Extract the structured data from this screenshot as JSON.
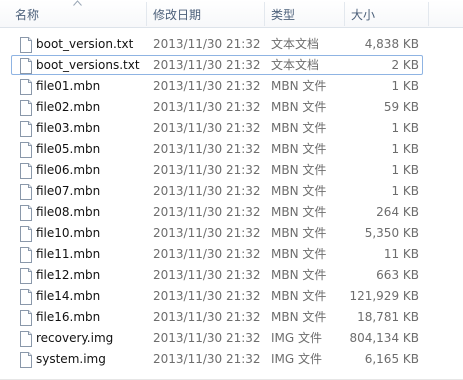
{
  "columns": {
    "name": "名称",
    "date": "修改日期",
    "type": "类型",
    "size": "大小"
  },
  "sort": {
    "column": "name",
    "direction": "ascending"
  },
  "focused_row": 1,
  "files": [
    {
      "name": "boot_version.txt",
      "date": "2013/11/30 21:32",
      "type": "文本文档",
      "size": "4,838 KB"
    },
    {
      "name": "boot_versions.txt",
      "date": "2013/11/30 21:32",
      "type": "文本文档",
      "size": "2 KB"
    },
    {
      "name": "file01.mbn",
      "date": "2013/11/30 21:32",
      "type": "MBN 文件",
      "size": "1 KB"
    },
    {
      "name": "file02.mbn",
      "date": "2013/11/30 21:32",
      "type": "MBN 文件",
      "size": "59 KB"
    },
    {
      "name": "file03.mbn",
      "date": "2013/11/30 21:32",
      "type": "MBN 文件",
      "size": "1 KB"
    },
    {
      "name": "file05.mbn",
      "date": "2013/11/30 21:32",
      "type": "MBN 文件",
      "size": "1 KB"
    },
    {
      "name": "file06.mbn",
      "date": "2013/11/30 21:32",
      "type": "MBN 文件",
      "size": "1 KB"
    },
    {
      "name": "file07.mbn",
      "date": "2013/11/30 21:32",
      "type": "MBN 文件",
      "size": "1 KB"
    },
    {
      "name": "file08.mbn",
      "date": "2013/11/30 21:32",
      "type": "MBN 文件",
      "size": "264 KB"
    },
    {
      "name": "file10.mbn",
      "date": "2013/11/30 21:32",
      "type": "MBN 文件",
      "size": "5,350 KB"
    },
    {
      "name": "file11.mbn",
      "date": "2013/11/30 21:32",
      "type": "MBN 文件",
      "size": "11 KB"
    },
    {
      "name": "file12.mbn",
      "date": "2013/11/30 21:32",
      "type": "MBN 文件",
      "size": "663 KB"
    },
    {
      "name": "file14.mbn",
      "date": "2013/11/30 21:32",
      "type": "MBN 文件",
      "size": "121,929 KB"
    },
    {
      "name": "file16.mbn",
      "date": "2013/11/30 21:32",
      "type": "MBN 文件",
      "size": "18,781 KB"
    },
    {
      "name": "recovery.img",
      "date": "2013/11/30 21:32",
      "type": "IMG 文件",
      "size": "804,134 KB"
    },
    {
      "name": "system.img",
      "date": "2013/11/30 21:32",
      "type": "IMG 文件",
      "size": "6,165 KB"
    }
  ],
  "icons": {
    "file": "file-icon",
    "sort": "sort-up-icon"
  },
  "colors": {
    "header_text": "#4c607a",
    "meta_text": "#6d6d6d",
    "focus_border": "#8fb4e3",
    "icon_border": "#8a98aa"
  }
}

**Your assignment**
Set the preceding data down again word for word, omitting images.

**Exercise result**
Extract the structured data from this screenshot as JSON.
{
  "columns": {
    "name": "名称",
    "date": "修改日期",
    "type": "类型",
    "size": "大小"
  },
  "sort": {
    "column": "name",
    "direction": "ascending"
  },
  "focused_row": 1,
  "files": [
    {
      "name": "boot_version.txt",
      "date": "2013/11/30 21:32",
      "type": "文本文档",
      "size": "4,838 KB"
    },
    {
      "name": "boot_versions.txt",
      "date": "2013/11/30 21:32",
      "type": "文本文档",
      "size": "2 KB"
    },
    {
      "name": "file01.mbn",
      "date": "2013/11/30 21:32",
      "type": "MBN 文件",
      "size": "1 KB"
    },
    {
      "name": "file02.mbn",
      "date": "2013/11/30 21:32",
      "type": "MBN 文件",
      "size": "59 KB"
    },
    {
      "name": "file03.mbn",
      "date": "2013/11/30 21:32",
      "type": "MBN 文件",
      "size": "1 KB"
    },
    {
      "name": "file05.mbn",
      "date": "2013/11/30 21:32",
      "type": "MBN 文件",
      "size": "1 KB"
    },
    {
      "name": "file06.mbn",
      "date": "2013/11/30 21:32",
      "type": "MBN 文件",
      "size": "1 KB"
    },
    {
      "name": "file07.mbn",
      "date": "2013/11/30 21:32",
      "type": "MBN 文件",
      "size": "1 KB"
    },
    {
      "name": "file08.mbn",
      "date": "2013/11/30 21:32",
      "type": "MBN 文件",
      "size": "264 KB"
    },
    {
      "name": "file10.mbn",
      "date": "2013/11/30 21:32",
      "type": "MBN 文件",
      "size": "5,350 KB"
    },
    {
      "name": "file11.mbn",
      "date": "2013/11/30 21:32",
      "type": "MBN 文件",
      "size": "11 KB"
    },
    {
      "name": "file12.mbn",
      "date": "2013/11/30 21:32",
      "type": "MBN 文件",
      "size": "663 KB"
    },
    {
      "name": "file14.mbn",
      "date": "2013/11/30 21:32",
      "type": "MBN 文件",
      "size": "121,929 KB"
    },
    {
      "name": "file16.mbn",
      "date": "2013/11/30 21:32",
      "type": "MBN 文件",
      "size": "18,781 KB"
    },
    {
      "name": "recovery.img",
      "date": "2013/11/30 21:32",
      "type": "IMG 文件",
      "size": "804,134 KB"
    },
    {
      "name": "system.img",
      "date": "2013/11/30 21:32",
      "type": "IMG 文件",
      "size": "6,165 KB"
    }
  ],
  "icons": {
    "file": "file-icon",
    "sort": "sort-up-icon"
  },
  "colors": {
    "header_text": "#4c607a",
    "meta_text": "#6d6d6d",
    "focus_border": "#8fb4e3",
    "icon_border": "#8a98aa"
  }
}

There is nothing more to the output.